If you only read my previous paragraph, you might think "Forged in Death" is just a messy jumble of a book, and that I didn't enjoy it. Neither of these is wholly true.
It took me maybe a third of the book before I felt bonded with it, and around the two-thirds mark I was riveted.
Then it just ended. Torg was having one of his occasional flashback dreams, and that was it. Pouf. Welcome to the Glossary.
I said something literary and intelligent, like "Are you fucking KIDDING me?"
I understand that this is a six part chronicle. However, research has proved the possibility of ending each novel in a series with a decent resolution. The Harry Potter series, for example, was a septology, but each book simultaneously had its own resolution, while also forwarding the series toward its preordained conclusion. Thus, you have seven books, each of which works as an independent novel.
The ending to this book might be great, if you're used to reading books with the last half chapter torn out. Maybe this is the author's device for getting us on to the next book, and I suppose I can understand that. I suppose that perhaps the author can understand, too, that I will never open any of the remaining five volumes in the series.

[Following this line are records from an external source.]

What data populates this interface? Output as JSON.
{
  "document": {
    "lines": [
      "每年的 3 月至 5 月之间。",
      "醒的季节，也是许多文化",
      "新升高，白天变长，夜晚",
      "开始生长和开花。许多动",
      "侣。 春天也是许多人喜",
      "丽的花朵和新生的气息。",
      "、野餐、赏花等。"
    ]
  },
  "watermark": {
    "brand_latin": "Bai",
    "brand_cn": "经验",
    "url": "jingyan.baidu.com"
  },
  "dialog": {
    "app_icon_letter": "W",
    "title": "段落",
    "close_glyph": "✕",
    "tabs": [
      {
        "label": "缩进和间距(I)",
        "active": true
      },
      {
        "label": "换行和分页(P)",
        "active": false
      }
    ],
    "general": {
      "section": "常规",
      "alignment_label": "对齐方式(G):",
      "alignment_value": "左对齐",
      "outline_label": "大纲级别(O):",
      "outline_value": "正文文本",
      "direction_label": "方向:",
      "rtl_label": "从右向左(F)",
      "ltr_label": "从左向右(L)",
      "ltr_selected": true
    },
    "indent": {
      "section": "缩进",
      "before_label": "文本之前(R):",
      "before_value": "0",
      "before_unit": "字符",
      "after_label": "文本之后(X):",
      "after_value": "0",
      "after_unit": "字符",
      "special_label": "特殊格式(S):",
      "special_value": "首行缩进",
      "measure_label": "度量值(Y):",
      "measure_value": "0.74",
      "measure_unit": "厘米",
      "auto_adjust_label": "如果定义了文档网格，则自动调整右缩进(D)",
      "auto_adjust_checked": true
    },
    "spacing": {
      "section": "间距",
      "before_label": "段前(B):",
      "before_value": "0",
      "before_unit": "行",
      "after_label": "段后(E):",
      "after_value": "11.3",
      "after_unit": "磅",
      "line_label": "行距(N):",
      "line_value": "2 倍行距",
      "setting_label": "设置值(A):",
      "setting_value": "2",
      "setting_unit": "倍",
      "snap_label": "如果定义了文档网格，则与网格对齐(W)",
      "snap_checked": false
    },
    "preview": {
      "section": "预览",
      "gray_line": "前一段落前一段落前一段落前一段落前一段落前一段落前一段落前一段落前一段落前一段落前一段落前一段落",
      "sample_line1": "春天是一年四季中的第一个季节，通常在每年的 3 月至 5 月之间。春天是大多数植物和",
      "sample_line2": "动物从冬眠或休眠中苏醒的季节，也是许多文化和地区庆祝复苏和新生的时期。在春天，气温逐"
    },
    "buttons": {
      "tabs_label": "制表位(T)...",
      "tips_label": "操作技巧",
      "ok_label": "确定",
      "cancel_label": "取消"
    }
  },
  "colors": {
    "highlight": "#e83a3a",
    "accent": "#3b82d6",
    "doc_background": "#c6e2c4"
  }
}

"Forged in Death" was a hard book to fall in love with. There is this huge mythology we have to pick up on the fly, and the characters seem as dry as their desert home, and as cold as the mountains they encounter. Many of the "noble" characters seem priggish, and the dread-wizard, Invictus, is really the only character who seems to enjoy life. Despite all the obstacles the book threw at me, I DID get into it. I followed all the characters' odd behaviors, shadowed them through dangerous situations, accepted that they were nearly all damn-near unlikable, and slogged through this overubiquitous "Ancient tongue" (An English derivative of Pali, a Middle Indo-Aryan language related to Sanskrit, but now extinct as a spoken language. (I didn't figure this out on my own: the author explains this after the abrupt ending (I didn't care where the Ancient tongue originated; I just wanted it to go away, for it was completely unnecessary (Seriously, why blast out a 20 word sentence in the Ancient Tongue, only to follow it with the English translation? It's just a waste of words, unless the author's secret mission is to resurrect Pali)))).
Despite the various structural challenges forged into "Forged in Death," I found myself invested in the story, and then--
Book-lover blue balls.
I mildly regret that I'll never know how Torg and the gang ultimately fare, and I do wish them well. However, they will meet their fates without my company. Pity. They deserve better.